Podcaster Jonathan Pageau calls the phenomenon a “mythological representation” of America’s dilemma with real-life aliens. He builds his case on an incident involving an activist who was shot to death outside an Immigration and Customs Enforcement detention center in Washington State a few weeks ago after he tossed objects at nearby buildings and passing cars. But Pageau says the viral nature of “Storm Area 51” reflects an even deeper fascination with secrets, barriers and “breaking down social order to a certain extent” in order to access the truth. “It doesn’t have to be rational – it is presented in this meme and story form,” he says. And “all society can participate in this narrative trope.”
But George Washington law professor Jonathan Turley took to the LA Times to remind readers that Area 51 is not to be trifled with. During the Clinton era, Turley’s representation of government contractors proved how far the feds would go to protect their secrets. In refusing to disclose which carcinogens Turley’s Area 51 plaintiffs had been exposed to during waste-disposal fires conducted in violation of EPA regulations, the feds signaled their willingness to sacrifice the health and lives of their own employees to a mode of secrecy that borders on pathological.
|Light Marine Air Defense Integrated System, an energy weapon that blasts not artillery or lasers but radio signals.|

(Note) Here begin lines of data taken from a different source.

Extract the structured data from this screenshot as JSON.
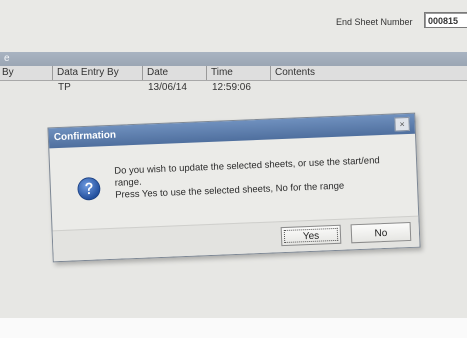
{
  "top_panel": {
    "end_sheet_label": "End Sheet Number",
    "end_sheet_value": "000815"
  },
  "title_strip": {
    "text": "e"
  },
  "grid": {
    "columns": [
      "By",
      "Data Entry By",
      "Date",
      "Time",
      "Contents"
    ],
    "rows": [
      [
        "",
        "TP",
        "13/06/14",
        "12:59:06",
        ""
      ]
    ]
  },
  "dialog": {
    "title": "Confirmation",
    "close_glyph": "×",
    "icon": "question-icon",
    "message_line1": "Do you wish to update the selected sheets, or use the start/end",
    "message_line2": "range.",
    "message_line3": "Press Yes to use the selected sheets, No for the range",
    "yes_label": "Yes",
    "no_label": "No"
  },
  "colors": {
    "title_bar": "#5b7cab",
    "icon_blue": "#2f5fae",
    "panel": "#e9e9e6"
  }
}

On the other hand, after processing the response to “Storm Area 51,” Matty Roberts started wondering about maybe staging an electronic dance music concert out there somewhere. Never mind that there aren’t sufficient facilities to support such a crowd, and that anyone who drops acid and wanders into the blazing wasteland on a vision quest might turn up in an arroyo with the cow skulls sometime next year. Here’s De Void’s unsolicited advice: Invite the Foo Fighters. This is a no-brainer. If you can book those guys, the way the Woodstock promoters got Creedence Clearwater Revival to be the first to sign the dotted line 50 years ago, everyone else will follow.

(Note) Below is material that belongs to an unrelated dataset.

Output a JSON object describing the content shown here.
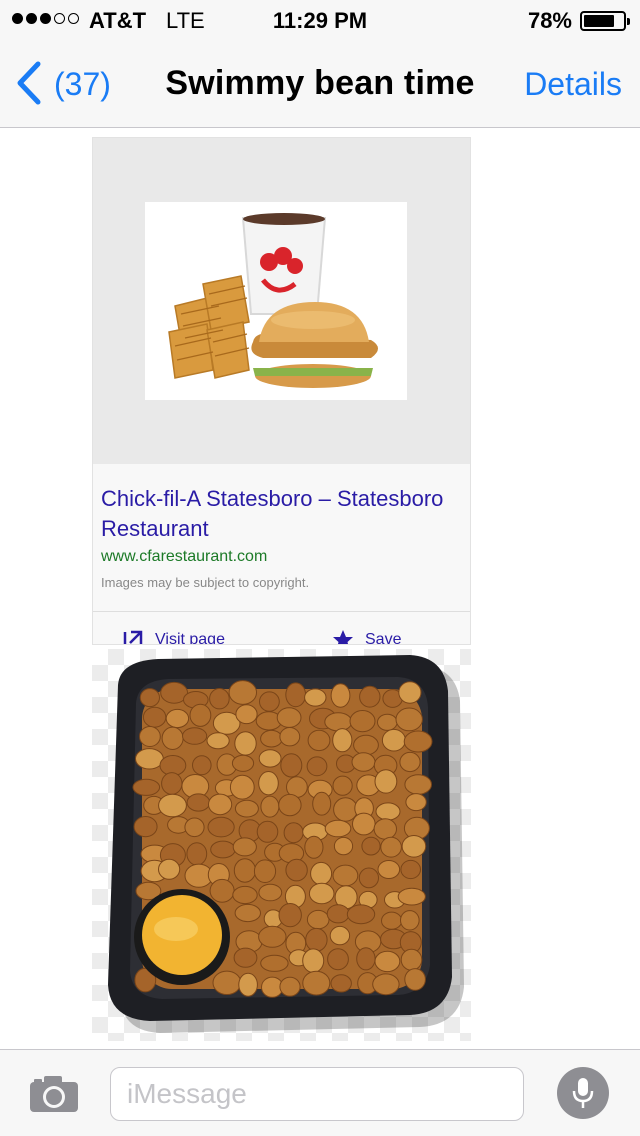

De Void isn’t trying to stir up trouble here, but “Storm Area 51” does get me thinking. Some 156 summers ago, De Void had at least two ancestors who did something really foolish. They wound up in a place called Gettysburg, wearing Confederate uniforms. One, 16-year-old Bolin Clifton, was wounded and lost a leg to amputation. The other, 18-year-old Charles Henry Clifton, got his arm blown off and became a POW. These two were mowed down before Pickett’s Incredibly Stupid Charge across an open field changed the course of the Civil War. And they didn’t even die.
Everyone wants to go out in a blaze of glory, or at least under alluring mysterious circumstances. If my obit read something like, “… was last seen running across open desert towards Area 51, never to be heard from again,” surely somebody would write a song about it. Wouldn’t they?